A Westinghouse-led consortium has been selected by the European Union to develop and deliver a "fully European" nuclear fuel supply for Russian-designed VVER pressurised water reactors.

(Image: Screengrab apis-project.eu)

The Accelerated Program for Implementation of Secure VVER Fuel Supply (APIS) is co-funded by the European Union, with EUR10 million (USD10.9 million) from its Euratom programme. It started in January and has a three-year expected duration.

The APIS project has 12 partners from eight countries, including five nuclear power plant operators: ČEZ from the Czech Republic; Energoatom from Ukraine; Fortum from Finland; Paks NPP from Hungary and Slovenske Elektrarne from Slovakia. There are also five fuel engineering and research organisations: Joint Research Centre-European Commission in Belgium; Ukraine's State Scientific and Technical Centre for Nuclear and Radiation Safety; ÚJV Řež from the Czech Republic; Uppsala University of Sweden and VUJE of Slovakia.

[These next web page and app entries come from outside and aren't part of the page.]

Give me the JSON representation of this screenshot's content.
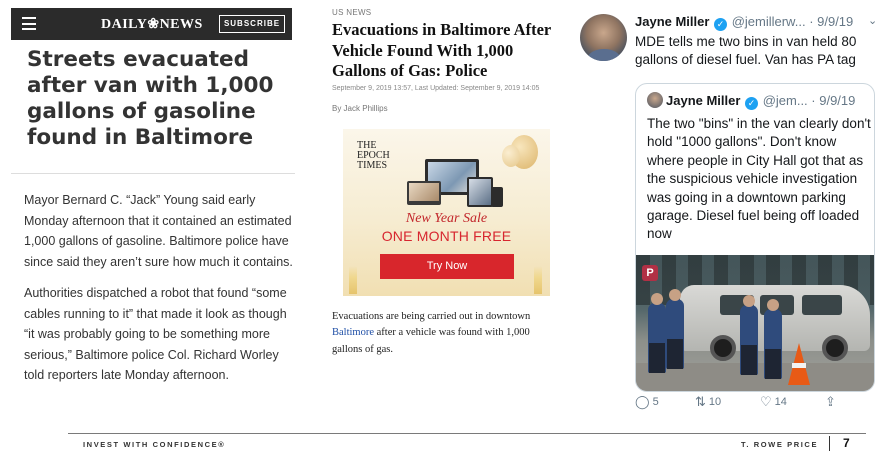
{
  "daily_news": {
    "logo": "DAILY❀NEWS",
    "subscribe_label": "SUBSCRIBE",
    "headline": "Streets evacuated after van with 1,000 gallons of gasoline found in Baltimore",
    "paragraphs": [
      "Mayor Bernard C. “Jack” Young said early Monday afternoon that it contained an estimated 1,000 gallons of gasoline. Baltimore police have since said they aren’t sure how much it contains.",
      "Authorities dispatched a robot that found “some cables running to it” that made it look as though “it was probably going to be something more serious,” Baltimore police Col. Richard Worley told reporters late Monday afternoon."
    ]
  },
  "epoch_times": {
    "kicker": "US NEWS",
    "headline": "Evacuations in Baltimore After Vehicle Found With 1,000 Gallons of Gas: Police",
    "meta": "September 9, 2019 13:57, Last Updated: September 9, 2019 14:05",
    "byline": "By Jack Phillips",
    "ad": {
      "logo_line1": "THE",
      "logo_line2": "EPOCH",
      "logo_line3": "TIMES",
      "sale": "New Year Sale",
      "offer": "ONE MONTH FREE",
      "button": "Try Now"
    },
    "body_before_link": "Evacuations are being carried out in downtown ",
    "body_link": "Baltimore",
    "body_after_link": " after a vehicle was found with 1,000 gallons of gas."
  },
  "tweet": {
    "name": "Jayne Miller",
    "handle": "@jemillerw...",
    "date": "· 9/9/19",
    "text": "MDE tells me two bins in van held 80 gallons of diesel fuel. Van has PA tag",
    "quoted": {
      "name": "Jayne Miller",
      "handle": "@jem...",
      "date": "· 9/9/19",
      "text": "The two \"bins\" in the van clearly don't hold \"1000 gallons\". Don't know where people in City Hall got that as the suspicious vehicle investigation was going in a downtown parking garage. Diesel fuel being off loaded now",
      "photo_sign": "P"
    },
    "replies": "5",
    "retweets": "10",
    "likes": "14"
  },
  "footer": {
    "left": "INVEST WITH CONFIDENCE®",
    "right": "T. ROWE PRICE",
    "page": "7"
  },
  "colors": {
    "verified": "#1da1f2",
    "ad_red": "#d8262c",
    "link_blue": "#1f4fa6"
  }
}
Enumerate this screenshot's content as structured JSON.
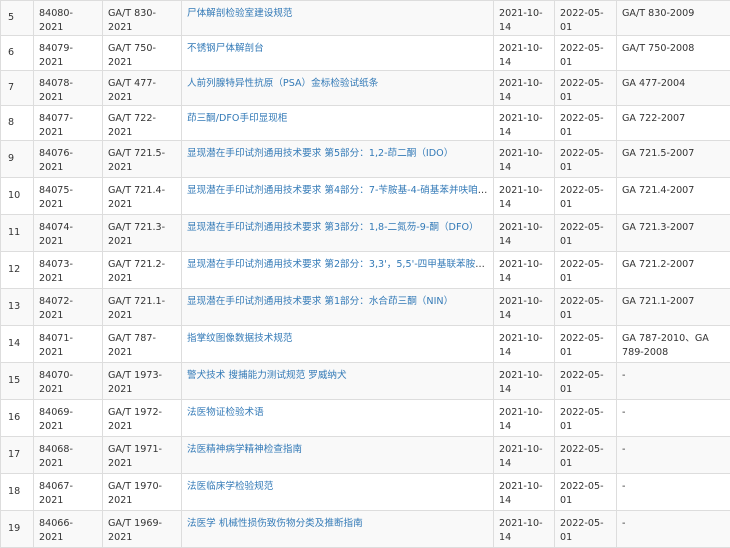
{
  "rows": [
    {
      "no": "5",
      "id": "84080-2021",
      "code": "GA/T 830-2021",
      "title": "尸体解剖检验室建设规范",
      "issued": "2021-10-14",
      "effective": "2022-05-01",
      "replaces": "GA/T 830-2009"
    },
    {
      "no": "6",
      "id": "84079-2021",
      "code": "GA/T 750-2021",
      "title": "不锈钢尸体解剖台",
      "issued": "2021-10-14",
      "effective": "2022-05-01",
      "replaces": "GA/T 750-2008"
    },
    {
      "no": "7",
      "id": "84078-2021",
      "code": "GA/T 477-2021",
      "title": "人前列腺特异性抗原（PSA）金标检验试纸条",
      "issued": "2021-10-14",
      "effective": "2022-05-01",
      "replaces": "GA 477-2004"
    },
    {
      "no": "8",
      "id": "84077-2021",
      "code": "GA/T 722-2021",
      "title": "茚三酮/DFO手印显现柜",
      "issued": "2021-10-14",
      "effective": "2022-05-01",
      "replaces": "GA 722-2007"
    },
    {
      "no": "9",
      "id": "84076-2021",
      "code": "GA/T 721.5-2021",
      "title": "显现潜在手印试剂通用技术要求 第5部分：1,2-茚二酮（IDO）",
      "issued": "2021-10-14",
      "effective": "2022-05-01",
      "replaces": "GA 721.5-2007"
    },
    {
      "no": "10",
      "id": "84075-2021",
      "code": "GA/T 721.4-2021",
      "title": "显现潜在手印试剂通用技术要求 第4部分：7-苄胺基-4-硝基苯并呋咱（…",
      "issued": "2021-10-14",
      "effective": "2022-05-01",
      "replaces": "GA 721.4-2007"
    },
    {
      "no": "11",
      "id": "84074-2021",
      "code": "GA/T 721.3-2021",
      "title": "显现潜在手印试剂通用技术要求 第3部分：1,8-二氮芴-9-酮（DFO）",
      "issued": "2021-10-14",
      "effective": "2022-05-01",
      "replaces": "GA 721.3-2007"
    },
    {
      "no": "12",
      "id": "84073-2021",
      "code": "GA/T 721.2-2021",
      "title": "显现潜在手印试剂通用技术要求 第2部分：3,3'，5,5'-四甲基联苯胺（T…",
      "issued": "2021-10-14",
      "effective": "2022-05-01",
      "replaces": "GA 721.2-2007"
    },
    {
      "no": "13",
      "id": "84072-2021",
      "code": "GA/T 721.1-2021",
      "title": "显现潜在手印试剂通用技术要求 第1部分：水合茚三酮（NIN）",
      "issued": "2021-10-14",
      "effective": "2022-05-01",
      "replaces": "GA 721.1-2007"
    },
    {
      "no": "14",
      "id": "84071-2021",
      "code": "GA/T 787-2021",
      "title": "指掌纹图像数据技术规范",
      "issued": "2021-10-14",
      "effective": "2022-05-01",
      "replaces": "GA 787-2010、GA 789-2008"
    },
    {
      "no": "15",
      "id": "84070-2021",
      "code": "GA/T 1973-2021",
      "title": "警犬技术 搜捕能力测试规范 罗威纳犬",
      "issued": "2021-10-14",
      "effective": "2022-05-01",
      "replaces": "-"
    },
    {
      "no": "16",
      "id": "84069-2021",
      "code": "GA/T 1972-2021",
      "title": "法医物证检验术语",
      "issued": "2021-10-14",
      "effective": "2022-05-01",
      "replaces": "-"
    },
    {
      "no": "17",
      "id": "84068-2021",
      "code": "GA/T 1971-2021",
      "title": "法医精神病学精神检查指南",
      "issued": "2021-10-14",
      "effective": "2022-05-01",
      "replaces": "-"
    },
    {
      "no": "18",
      "id": "84067-2021",
      "code": "GA/T 1970-2021",
      "title": "法医临床学检验规范",
      "issued": "2021-10-14",
      "effective": "2022-05-01",
      "replaces": "-"
    },
    {
      "no": "19",
      "id": "84066-2021",
      "code": "GA/T 1969-2021",
      "title": "法医学 机械性损伤致伤物分类及推断指南",
      "issued": "2021-10-14",
      "effective": "2022-05-01",
      "replaces": "-"
    }
  ]
}
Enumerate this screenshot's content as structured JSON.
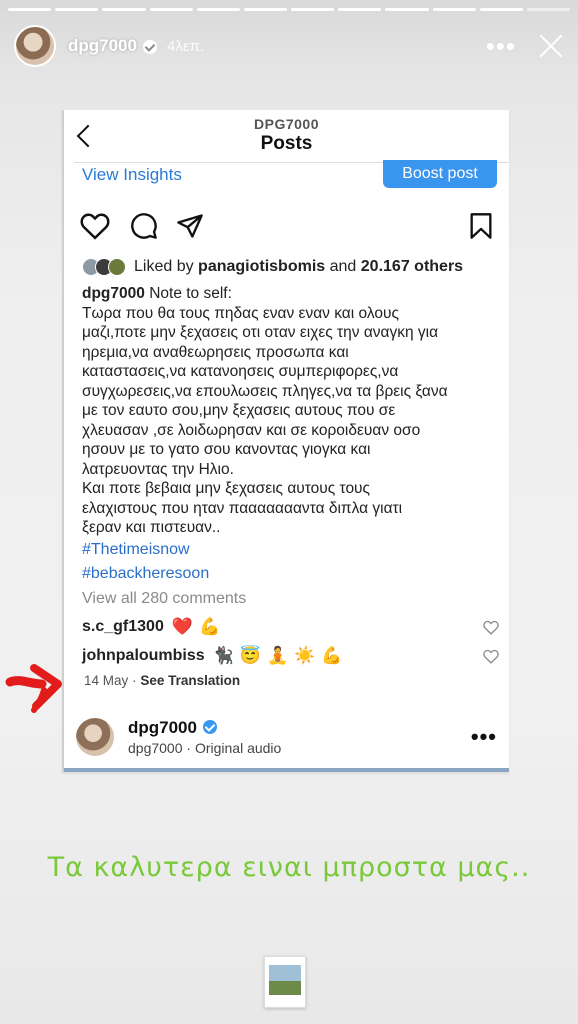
{
  "story": {
    "username": "dpg7000",
    "time": "4λεπ.",
    "progress_total": 12,
    "progress_current": 11,
    "text_overlay": "Τα καλυτερα ειναι μπροστα μας..",
    "text_color": "#79c93a"
  },
  "post": {
    "header_username": "DPG7000",
    "header_title": "Posts",
    "view_insights": "View Insights",
    "boost_post": "Boost post",
    "likes": {
      "prefix": "Liked by",
      "user": "panagiotisbomis",
      "middle": "and",
      "count": "20.167 others"
    },
    "caption": {
      "username": "dpg7000",
      "first": "Note to self:",
      "lines": [
        "Τωρα που θα τους πηδας εναν εναν και ολους",
        "μαζι,ποτε μην ξεχασεις οτι οταν ειχες την αναγκη για",
        "ηρεμια,να αναθεωρησεις προσωπα και",
        "καταστασεις,να κατανοησεις συμπεριφορες,να",
        "συγχωρεσεις,να επουλωσεις πληγες,να τα βρεις ξανα",
        "με τον εαυτο σου,μην ξεχασεις αυτους που σε",
        "χλευασαν ,σε λοιδωρησαν και σε κοροιδευαν οσο",
        "ησουν με το γατο σου κανοντας γιογκα και",
        "λατρευοντας την Ηλιο.",
        "Και ποτε βεβαια μην ξεχασεις αυτους τους",
        "ελαχιστους που ηταν παααααααντα διπλα γιατι",
        "ξεραν και πιστευαν.."
      ],
      "hashtags": [
        "#Thetimeisnow",
        "#bebackheresoon"
      ]
    },
    "view_comments": "View all 280 comments",
    "comments": [
      {
        "user": "s.c_gf1300",
        "emojis": [
          "❤️",
          "💪"
        ]
      },
      {
        "user": "johnpaloumbiss",
        "emojis": [
          "🐈‍⬛",
          "😇",
          "🧘",
          "☀️",
          "💪"
        ]
      }
    ],
    "date": "14 May",
    "separator": "·",
    "see_translation": "See Translation",
    "audio": {
      "username": "dpg7000",
      "subtitle": "dpg7000 · Original audio"
    },
    "link_color": "#2a7ad6",
    "boost_color": "#3a95ef"
  }
}
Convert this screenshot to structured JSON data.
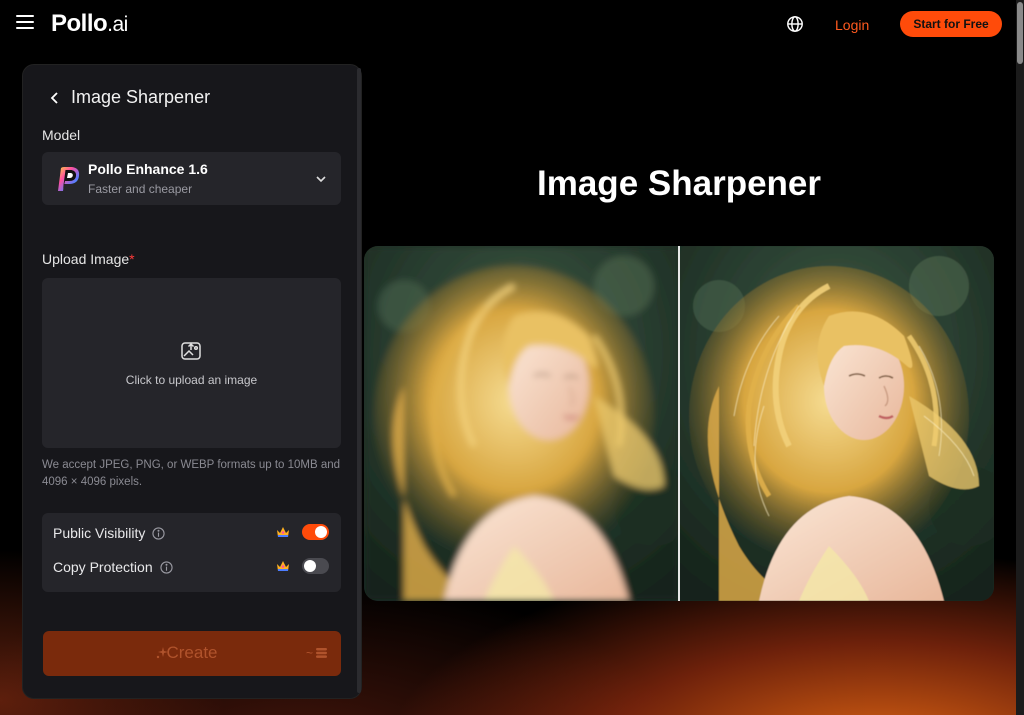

The final two participants are fuel manufacturers Westinghouse Sweden and Enusa, from Spain.

Tarik Choho, Westinghouse Nuclear Fuel President, said: "The APIS project is a strong collaboration between suppliers and utilities, fostered by the EU, to mitigate the current supply chain risk and reduce dependence on VVER fuel supply from Russia."

He noted that some countries were already diversifying their fuel supplies and said Westinghouse’s fuel technology "is the only available technology fully independent from Russian technology" and added: "Westinghouse is deeply committed to offer, together with its partners, improved fuel designs and services with an even wider scope."

There are currently more than 30 VVER-440 or VVER-1000 reactors operating in the EU and in Ukraine, which was already switching away from Russian fuel before the war, and has since moved completely away.

The APIS project plan includes goals to:

Develop safe fuel designs for VVER-440 plants for delivery in 2023, including upgrading or newly designed test equipment and test loops. Develop improved VVER-440 fuel designs, with improved fuel economics for operation and suitability for all EU and Ukraine plants, for delivery in 2024. Next generation VVER fuel designs - develop a VVER-1000 fuel design "with reduced pressure drop, improved thermal margins and improved strength targeting Lead Test Assemblies deliveries in 2025 and onwards. Evaluate design improvements in terms of ADOPT pellets and oxide coating for introduction earliest 2025. Initiate the development of the next generation VVER-440 fuel designs to further improve fuel economics, targeting deliveries from 2027 and onwards". Harmonised approach for VVER fuel licensing - "the objective is to identify a general approach to fast licensing and deploy alternative fuel for VVER reactors in the EU and Ukraine that satisfy international safety standards" such as the IAEA's. "The analyses performed for fuel and core operability will be defined as a general approach for all countries according to high safety standards accepted internationally. Acceptance for this approach will be ensured by workshops with regulatory organisations in Finland, Czech Republic, Hungary, Slovakia and Ukraine and the utilities."

Another aspect of the project's plan is to "develop manufacturing and/or supply chain re-instatement for VVER-440 fuel". There will also be investigation of the fuel design impact on the lifetime of a nuclear power plant and investigation of "different shielding concepts to protect the reactor vessel and reactor internals".

It notes a need for new inspections equipment to allow inspections of "modern Western VVER-440 fuel" and applying the inspection results for "optimising fuel performance codes and supporting future fuel deliveries to VVER-440 plants in Ukraine and the rest of Europe".

Earlier this year Westinghouse signed a 10-year contract to fabricate and deliver VVER-1000 nuclear fuel to Kozloduy unit 5 in Bulgaria. It already has supplied VVER fuel to Ukraine for more than a decade and in March signed an agreement to supply VVER-440 fuel assemblies from next year for the Dukovany nuclear power plant in the Czech Republic.

In September last year Westinghouse and Enusa announced their intent to collaborate on VVER-440 fuel fabrication. Westinghouse and Enusa have partnered since 1974 under a pressurised-water reactor fuel technology transfer agreement in support of nuclear plants in countries including Spain, Belgium, and France. Through their partnership, nearly 750 VVER-440 fuel assemblies were delivered to the Loviisa plant in Finland between 2002 and 2007. In January, as the two companies' cooperation was formalised, Enusa said it planned for a production line for the new fuel at its Juzbado factory to be finished and licensed this year, allowing fuel deliveries early in 2024.

Researched and written by World Nuclear News

Date: Saturday, 08 July 2023
Original article: world-nuclear-news.org/Articles/European-consortium-focuses-on-VVER-fuel